Bolt begins layoffs amid ‘structural changes’
Bolt, the fast-growing electronic payments company that was valued at $11 billion earlier this year but recently imposed a hiring freeze as the broader market fluctuates, began laying off employees on Wednesday.
In a letter to employees also posted on Bolt’s website, chief executive Mago Korovila attributed the layoffs to “structural changes” amid “significant challenges”, but did not provide further details.
“The leadership team and I have made the decision to secure our financial position, extend our runway, and reach profitability with the funds we have already raised,” Mr. Corovilla wrote.
The San Francisco-based company, which builds software to simplify the payment process for merchants and shoppers, has already been facing challenges, including a lawsuit filed by one of its largest clients late last year.
This month, a New York Times investigation found that the company and one of its co-founders, Ryan Breslow, had inflated metrics and overestimated Bolt’s technology capabilities in pursuit of ever-higher ratings.
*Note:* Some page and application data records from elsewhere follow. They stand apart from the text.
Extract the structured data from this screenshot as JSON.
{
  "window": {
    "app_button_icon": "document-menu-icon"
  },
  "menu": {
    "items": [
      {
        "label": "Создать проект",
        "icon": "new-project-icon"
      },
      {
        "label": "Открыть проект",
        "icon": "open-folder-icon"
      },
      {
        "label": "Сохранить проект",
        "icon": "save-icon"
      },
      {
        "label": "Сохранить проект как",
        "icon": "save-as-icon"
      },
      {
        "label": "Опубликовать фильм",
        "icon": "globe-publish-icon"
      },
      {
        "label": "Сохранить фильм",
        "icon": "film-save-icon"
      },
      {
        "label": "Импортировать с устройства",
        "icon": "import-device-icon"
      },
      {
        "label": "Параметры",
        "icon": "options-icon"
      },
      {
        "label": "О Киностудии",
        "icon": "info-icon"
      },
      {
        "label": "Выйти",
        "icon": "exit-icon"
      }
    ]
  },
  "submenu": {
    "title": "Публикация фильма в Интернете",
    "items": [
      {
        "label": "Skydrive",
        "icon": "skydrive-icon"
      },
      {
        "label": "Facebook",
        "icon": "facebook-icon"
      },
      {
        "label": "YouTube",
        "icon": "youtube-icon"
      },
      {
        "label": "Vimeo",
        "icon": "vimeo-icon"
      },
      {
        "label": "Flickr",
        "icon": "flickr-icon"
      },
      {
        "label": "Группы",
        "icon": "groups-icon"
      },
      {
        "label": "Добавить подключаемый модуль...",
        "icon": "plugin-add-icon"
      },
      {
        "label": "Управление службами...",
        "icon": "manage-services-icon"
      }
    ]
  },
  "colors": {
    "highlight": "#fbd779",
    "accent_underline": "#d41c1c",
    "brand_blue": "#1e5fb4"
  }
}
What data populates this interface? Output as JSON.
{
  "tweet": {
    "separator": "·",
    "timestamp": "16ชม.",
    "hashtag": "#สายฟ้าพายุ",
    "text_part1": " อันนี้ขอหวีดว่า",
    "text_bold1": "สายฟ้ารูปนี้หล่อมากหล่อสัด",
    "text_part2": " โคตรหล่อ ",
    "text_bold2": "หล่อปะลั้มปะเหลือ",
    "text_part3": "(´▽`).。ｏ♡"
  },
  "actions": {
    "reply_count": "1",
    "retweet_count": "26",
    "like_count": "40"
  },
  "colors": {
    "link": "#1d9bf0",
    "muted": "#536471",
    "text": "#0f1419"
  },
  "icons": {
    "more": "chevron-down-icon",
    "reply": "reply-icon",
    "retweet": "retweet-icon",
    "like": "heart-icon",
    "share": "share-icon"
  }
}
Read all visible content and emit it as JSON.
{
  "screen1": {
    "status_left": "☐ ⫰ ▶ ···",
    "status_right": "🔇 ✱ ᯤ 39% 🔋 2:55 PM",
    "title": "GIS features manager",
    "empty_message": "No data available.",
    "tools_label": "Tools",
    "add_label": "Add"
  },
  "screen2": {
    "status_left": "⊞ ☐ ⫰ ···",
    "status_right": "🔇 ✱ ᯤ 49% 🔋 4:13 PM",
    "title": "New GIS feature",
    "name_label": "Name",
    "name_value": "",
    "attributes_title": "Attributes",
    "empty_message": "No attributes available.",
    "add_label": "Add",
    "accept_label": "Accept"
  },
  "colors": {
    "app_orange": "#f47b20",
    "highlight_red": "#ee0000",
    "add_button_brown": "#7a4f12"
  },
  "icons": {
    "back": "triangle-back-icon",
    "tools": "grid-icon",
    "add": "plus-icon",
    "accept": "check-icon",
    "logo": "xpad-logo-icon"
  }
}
In April, Bolt announced a three-month hiring freeze.
Bolt, who had about 900 employees, according to her LinkedIn profile, and recently acquired a cryptocurrency company, is not alone in her struggles.
Since the start of the year, about 100 startups have left employees amid deteriorating prospects for young companies, according to Layoffs.fyi, a crowdsourcing site that tracks layoffs at tech startups. In recent weeks, venture capital funding has dried up, as investors across the board — swayed by the prospect of worsening inflation, higher interest rates and geopolitical uncertainty — have become more cautious. This has forced dozens of start-ups, which rely heavily on project financing to build their businesses, to cut costs.
Wednesday’s layoffs spelled out a turbulent period for Bolt. The company, which rose in value to $11 billion in January from $250 million just over three years ago, has been sued by Authentic Brands Group, a large holding company that owns and licenses brands such as Brooks Brothers and Forever 21. In the lawsuit that Bolt failed to achieve the technological capabilities he had promised. In his request to dismiss the lawsuit, Bolt disputed the elements of those allegations.
In his memo, Mr. Korovilla did not tell employees how many colleagues were laid off or which departments were laid off. But when workers were told they no longer had jobs, and with their access revoked, the number of employees in the company’s main Slack channel continued to decline throughout the day, according to two former employees and a current employee.
By midday, the number had dropped to about 660 employees, they said.
Bolt declined to comment beyond Mr. Korovilla’s letter.